The Reported Outbreak of Respiratory Disease in Dogs


Recently, at a Veterinary Association of the North Shore meeting, I did a random survey of our mutual experience with this reported outbreak. I’m not sure there’s a new disease here. I’m not even sure there’s a major outbreak (or any outbreak).

The disease , (which we refer to as canine infectious respiratory disease complex, or CIRDC) in dogs has been reported fairly extensively in the media.  There’s always limited info about numbers, and the disease description is coughing dogs, some that get pneumonia, a few that die.

That largely describes our normal state.  CIRDC is endemic in dogs, with various known causes (e.g. canine parainfluenza virus, Bordetella bronchiseptica, canine respiratory coronavirus, canine pneumovirus, canine influenza virus, Streptococcus zooepidemicus, generally in that order of occurrence, and perhaps Mycoplasma.  There are also presumably a range of viruses that have been present for a long time but that we don’t diagnose.

We see CIRDC all the time, everywhere.  A background level of disease usually occurs under the radar, alongside periodic clusters.

I get questions every week asking whether there’s more or more severe CIRDC activity at the moment.  To me, that reflects the fact that there’s always circulation of CIRDC and that we notice it more at times, either because of local clusters or, increasingly, local increases in awareness because of media coverage.  Media and social media can drive outbreak concerns.

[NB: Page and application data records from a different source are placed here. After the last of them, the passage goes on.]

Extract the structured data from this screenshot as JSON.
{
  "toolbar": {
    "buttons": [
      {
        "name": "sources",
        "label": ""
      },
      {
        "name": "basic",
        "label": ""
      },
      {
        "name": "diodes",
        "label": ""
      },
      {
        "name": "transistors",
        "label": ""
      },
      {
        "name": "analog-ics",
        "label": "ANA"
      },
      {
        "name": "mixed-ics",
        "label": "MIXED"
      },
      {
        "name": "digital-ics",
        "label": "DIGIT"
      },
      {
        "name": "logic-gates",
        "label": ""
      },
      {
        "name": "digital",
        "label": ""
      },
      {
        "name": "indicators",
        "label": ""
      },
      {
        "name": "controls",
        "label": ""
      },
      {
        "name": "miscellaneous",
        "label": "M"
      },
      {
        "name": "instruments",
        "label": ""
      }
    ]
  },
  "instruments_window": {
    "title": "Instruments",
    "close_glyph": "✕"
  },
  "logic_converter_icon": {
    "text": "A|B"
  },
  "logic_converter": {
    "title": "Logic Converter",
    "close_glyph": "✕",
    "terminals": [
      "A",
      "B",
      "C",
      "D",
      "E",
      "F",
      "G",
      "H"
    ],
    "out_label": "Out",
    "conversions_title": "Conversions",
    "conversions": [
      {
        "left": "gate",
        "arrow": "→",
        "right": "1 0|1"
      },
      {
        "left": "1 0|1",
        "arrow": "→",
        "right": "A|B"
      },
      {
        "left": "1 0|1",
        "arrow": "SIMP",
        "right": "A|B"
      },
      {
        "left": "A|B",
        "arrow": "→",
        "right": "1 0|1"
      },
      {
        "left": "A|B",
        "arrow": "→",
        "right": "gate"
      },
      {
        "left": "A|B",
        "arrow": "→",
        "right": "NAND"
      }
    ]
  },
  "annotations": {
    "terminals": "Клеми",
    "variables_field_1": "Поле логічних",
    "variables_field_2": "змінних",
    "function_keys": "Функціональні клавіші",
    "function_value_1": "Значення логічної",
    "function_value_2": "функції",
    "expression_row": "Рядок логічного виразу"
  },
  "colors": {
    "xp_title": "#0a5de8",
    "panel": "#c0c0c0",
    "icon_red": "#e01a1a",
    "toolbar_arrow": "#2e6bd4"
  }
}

They can be great to get the word out and help sort out issues, but sometimes they lead to false alarms.

We don’t have any idea if the current stories reflect a multistate outbreak caused by some new bacterium/virusA, multistate outbreak caused by our usual suspects, for some reason, unconnected sporadic local outbreaks caused by usual suspA, a slight increase in baseline disease or our normal disease activity that’s resulted in an outbreak of media attention.

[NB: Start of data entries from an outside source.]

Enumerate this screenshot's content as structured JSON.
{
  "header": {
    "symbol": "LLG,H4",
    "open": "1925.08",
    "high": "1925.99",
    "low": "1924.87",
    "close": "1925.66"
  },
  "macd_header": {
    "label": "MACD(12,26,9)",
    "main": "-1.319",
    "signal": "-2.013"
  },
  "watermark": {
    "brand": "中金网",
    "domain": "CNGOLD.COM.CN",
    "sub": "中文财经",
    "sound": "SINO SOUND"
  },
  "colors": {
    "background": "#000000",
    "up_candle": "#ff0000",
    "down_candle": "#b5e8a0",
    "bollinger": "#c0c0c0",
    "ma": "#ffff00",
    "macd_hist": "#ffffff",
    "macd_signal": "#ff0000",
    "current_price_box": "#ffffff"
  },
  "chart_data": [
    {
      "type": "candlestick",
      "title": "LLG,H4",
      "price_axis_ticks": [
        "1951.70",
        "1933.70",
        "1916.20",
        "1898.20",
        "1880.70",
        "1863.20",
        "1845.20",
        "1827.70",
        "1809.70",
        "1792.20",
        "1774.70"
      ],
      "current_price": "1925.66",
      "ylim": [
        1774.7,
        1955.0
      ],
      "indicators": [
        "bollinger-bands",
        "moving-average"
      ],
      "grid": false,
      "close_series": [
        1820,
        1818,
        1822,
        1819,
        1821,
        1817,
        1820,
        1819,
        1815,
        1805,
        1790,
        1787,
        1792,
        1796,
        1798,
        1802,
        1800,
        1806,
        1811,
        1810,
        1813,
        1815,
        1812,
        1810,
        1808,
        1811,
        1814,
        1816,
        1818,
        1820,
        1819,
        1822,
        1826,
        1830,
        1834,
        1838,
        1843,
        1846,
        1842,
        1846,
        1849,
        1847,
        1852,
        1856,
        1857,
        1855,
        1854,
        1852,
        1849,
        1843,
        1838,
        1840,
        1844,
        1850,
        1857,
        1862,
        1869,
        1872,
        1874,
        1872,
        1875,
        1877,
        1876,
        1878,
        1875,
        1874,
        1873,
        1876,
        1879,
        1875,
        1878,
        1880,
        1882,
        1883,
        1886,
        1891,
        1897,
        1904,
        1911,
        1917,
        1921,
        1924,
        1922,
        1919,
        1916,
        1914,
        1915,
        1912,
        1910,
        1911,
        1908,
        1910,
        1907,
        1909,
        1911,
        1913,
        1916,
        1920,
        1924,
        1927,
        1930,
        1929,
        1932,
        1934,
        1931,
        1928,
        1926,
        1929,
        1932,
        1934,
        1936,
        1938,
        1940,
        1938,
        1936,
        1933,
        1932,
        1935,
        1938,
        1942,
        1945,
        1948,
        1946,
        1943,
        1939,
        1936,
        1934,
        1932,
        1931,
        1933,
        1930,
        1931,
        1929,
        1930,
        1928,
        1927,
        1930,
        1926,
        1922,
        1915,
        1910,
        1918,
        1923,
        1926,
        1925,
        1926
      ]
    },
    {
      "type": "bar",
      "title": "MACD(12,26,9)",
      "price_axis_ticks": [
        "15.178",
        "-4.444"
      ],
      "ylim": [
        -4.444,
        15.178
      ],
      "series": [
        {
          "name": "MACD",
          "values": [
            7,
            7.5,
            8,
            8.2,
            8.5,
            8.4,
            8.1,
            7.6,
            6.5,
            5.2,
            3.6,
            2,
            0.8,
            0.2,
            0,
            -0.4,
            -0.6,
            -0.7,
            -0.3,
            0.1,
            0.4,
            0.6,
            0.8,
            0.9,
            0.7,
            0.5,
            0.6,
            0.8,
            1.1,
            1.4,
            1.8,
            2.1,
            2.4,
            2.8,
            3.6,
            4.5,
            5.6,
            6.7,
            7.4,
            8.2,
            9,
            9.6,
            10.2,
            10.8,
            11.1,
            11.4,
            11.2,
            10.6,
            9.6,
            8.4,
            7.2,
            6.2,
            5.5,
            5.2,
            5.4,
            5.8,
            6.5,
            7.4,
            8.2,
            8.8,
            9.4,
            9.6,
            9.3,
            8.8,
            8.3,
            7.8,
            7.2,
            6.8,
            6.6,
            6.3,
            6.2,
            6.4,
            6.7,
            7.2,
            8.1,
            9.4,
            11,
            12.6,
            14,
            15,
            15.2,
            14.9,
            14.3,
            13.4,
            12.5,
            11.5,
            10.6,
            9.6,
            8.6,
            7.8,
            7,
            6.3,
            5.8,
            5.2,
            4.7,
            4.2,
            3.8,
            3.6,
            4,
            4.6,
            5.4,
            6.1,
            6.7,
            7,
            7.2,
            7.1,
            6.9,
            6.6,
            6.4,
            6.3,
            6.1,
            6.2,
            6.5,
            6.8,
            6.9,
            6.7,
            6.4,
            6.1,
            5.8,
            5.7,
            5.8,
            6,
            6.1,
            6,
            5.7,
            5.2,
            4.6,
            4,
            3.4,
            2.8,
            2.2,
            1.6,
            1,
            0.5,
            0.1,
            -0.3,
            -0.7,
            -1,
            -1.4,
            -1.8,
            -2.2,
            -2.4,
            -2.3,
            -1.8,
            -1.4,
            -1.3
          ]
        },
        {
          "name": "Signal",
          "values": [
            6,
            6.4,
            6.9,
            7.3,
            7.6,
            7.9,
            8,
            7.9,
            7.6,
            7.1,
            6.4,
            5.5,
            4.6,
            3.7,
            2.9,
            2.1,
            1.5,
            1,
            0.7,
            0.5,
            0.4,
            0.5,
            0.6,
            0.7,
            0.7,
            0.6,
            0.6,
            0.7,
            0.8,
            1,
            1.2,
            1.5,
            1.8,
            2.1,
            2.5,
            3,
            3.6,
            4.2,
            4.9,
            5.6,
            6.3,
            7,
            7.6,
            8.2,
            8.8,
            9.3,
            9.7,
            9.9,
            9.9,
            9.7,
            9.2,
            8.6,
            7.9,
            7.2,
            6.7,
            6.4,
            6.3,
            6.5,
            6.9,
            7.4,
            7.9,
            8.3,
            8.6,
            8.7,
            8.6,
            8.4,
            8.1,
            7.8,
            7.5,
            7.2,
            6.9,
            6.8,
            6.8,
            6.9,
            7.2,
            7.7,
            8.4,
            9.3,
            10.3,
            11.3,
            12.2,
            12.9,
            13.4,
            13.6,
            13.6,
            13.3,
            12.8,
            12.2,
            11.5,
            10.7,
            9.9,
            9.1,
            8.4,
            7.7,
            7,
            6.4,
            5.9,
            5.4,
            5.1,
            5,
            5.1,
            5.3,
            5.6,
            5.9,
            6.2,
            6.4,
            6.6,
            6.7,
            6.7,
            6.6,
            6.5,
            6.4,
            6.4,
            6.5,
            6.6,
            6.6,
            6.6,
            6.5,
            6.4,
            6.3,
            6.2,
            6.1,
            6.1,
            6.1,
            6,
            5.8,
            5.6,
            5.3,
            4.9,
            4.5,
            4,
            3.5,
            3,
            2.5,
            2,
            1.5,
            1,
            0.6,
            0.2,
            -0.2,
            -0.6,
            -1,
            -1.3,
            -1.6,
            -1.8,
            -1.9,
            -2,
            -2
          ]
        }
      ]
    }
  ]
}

I suspect that we have been seeing a bit more CIRDC activity over the past couple of years and that we see a somewhat greater incidence of severe cases. However, with more cases, we see more severe diseases, so those are linked.

I cannot discount something new, and we continue to try to get a better handle on what’s happening. It’s tough since there’s no effective surveillance system.  Testing is expensive and rarely impacts how we care for an individual dog.

In my opinion, this is an outbreak of media attention and a somewhat increased rate of disease that we’ve seen over the past year.

However, I cannot be 100% sure, which is why we’re still trying to figure things out.  But I don’t see a reason for extra concern.  If you’re worried about canine respiratory disease, still, it is a good idea to limit your dog’s contact, especially transient contact with dogs of unknown health status.  Keep your dog away from sick dogs.  If your dog is sick, keep it away from other dogs.
Talk to your vet about vaccination against canine parainfluenza (CPIV) and Bordetella bronchiseptica  and canine influenza.   

So far, this is what has been reported.  Dogs in at least seven states have been infected.  Symptoms include coughing, fever, lethargy, and intermittent loss of appetite.

The symptoms are similar to kennel cough, an upper respiratory infection, but can last much longer and, in some cases, prove fatal, according to veterinarians.

What are the symptoms?

The infected dogs develop a cough, fever, lethargy, and intermittent loss of appetite. While infected, some dogs will develop pneumonia.  Veterinarians have reported seeing blue and purple gums in those cases.

Dogs with kennel cough may show some symptoms, such as coughing, lack of appetite, fever, and lethargy.  The symptoms usually clear up in one to three weeks if it's a kennel cough. With the latest respiratory illness, however, veterinarians report that dogs can have symptoms for six weeks or more.

Where has this been reported?

The illness has been found in at least seven states: Colorado, Massachusetts, Oregon, Rhode Island, Illinois, Maryland and Wyoming.

It’s unclear how many dogs have been infected because there is no official count of the cases.

The cause is not clear.

It’s unclear what causes the illness.  Researchers are still running tests to learn more about the illness.  Some disagree on whether a virus or bacteria causes the illness.

 I recommend a continued observation of general trends; however, at this time, I see little reason to panic.

Dr. Lamb is the Veterinarian at the Manchester Animal Hospital.